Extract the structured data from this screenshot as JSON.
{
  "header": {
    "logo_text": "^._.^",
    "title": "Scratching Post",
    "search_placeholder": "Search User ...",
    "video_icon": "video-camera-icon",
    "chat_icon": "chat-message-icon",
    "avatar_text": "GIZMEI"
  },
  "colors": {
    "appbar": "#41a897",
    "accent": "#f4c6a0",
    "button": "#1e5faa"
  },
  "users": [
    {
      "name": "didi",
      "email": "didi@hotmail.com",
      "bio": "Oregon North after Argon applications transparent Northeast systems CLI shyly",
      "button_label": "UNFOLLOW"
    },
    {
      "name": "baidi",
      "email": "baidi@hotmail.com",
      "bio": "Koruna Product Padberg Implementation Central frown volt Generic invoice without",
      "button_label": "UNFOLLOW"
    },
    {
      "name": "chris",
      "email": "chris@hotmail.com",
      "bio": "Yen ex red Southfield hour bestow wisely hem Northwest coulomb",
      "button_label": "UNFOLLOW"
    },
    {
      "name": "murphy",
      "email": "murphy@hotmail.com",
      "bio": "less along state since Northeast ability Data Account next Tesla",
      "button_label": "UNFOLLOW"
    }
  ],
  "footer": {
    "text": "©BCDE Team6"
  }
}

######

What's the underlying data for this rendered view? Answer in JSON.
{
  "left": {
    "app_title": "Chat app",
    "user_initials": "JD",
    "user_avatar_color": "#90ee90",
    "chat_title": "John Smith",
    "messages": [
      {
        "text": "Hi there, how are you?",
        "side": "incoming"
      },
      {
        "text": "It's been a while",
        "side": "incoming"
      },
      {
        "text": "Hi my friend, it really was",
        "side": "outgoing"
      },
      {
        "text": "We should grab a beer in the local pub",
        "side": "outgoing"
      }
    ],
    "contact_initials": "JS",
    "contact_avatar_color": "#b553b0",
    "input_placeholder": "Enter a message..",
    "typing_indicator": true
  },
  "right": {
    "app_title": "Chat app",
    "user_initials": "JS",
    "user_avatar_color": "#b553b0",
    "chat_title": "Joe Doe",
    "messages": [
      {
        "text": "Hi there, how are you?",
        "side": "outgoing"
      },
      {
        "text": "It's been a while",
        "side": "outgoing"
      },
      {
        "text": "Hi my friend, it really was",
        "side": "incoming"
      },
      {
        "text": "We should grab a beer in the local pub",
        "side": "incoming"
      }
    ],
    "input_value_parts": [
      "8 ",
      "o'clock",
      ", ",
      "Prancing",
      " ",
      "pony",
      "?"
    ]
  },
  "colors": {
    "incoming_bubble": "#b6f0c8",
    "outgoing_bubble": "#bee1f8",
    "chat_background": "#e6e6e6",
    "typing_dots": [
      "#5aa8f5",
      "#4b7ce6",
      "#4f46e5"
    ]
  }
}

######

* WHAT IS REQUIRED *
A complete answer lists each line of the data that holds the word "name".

* RESPONSE FOR THIS EXERCISE *
      "name": "didi",
      "name": "baidi",
      "name": "chris",
      "name": "murphy",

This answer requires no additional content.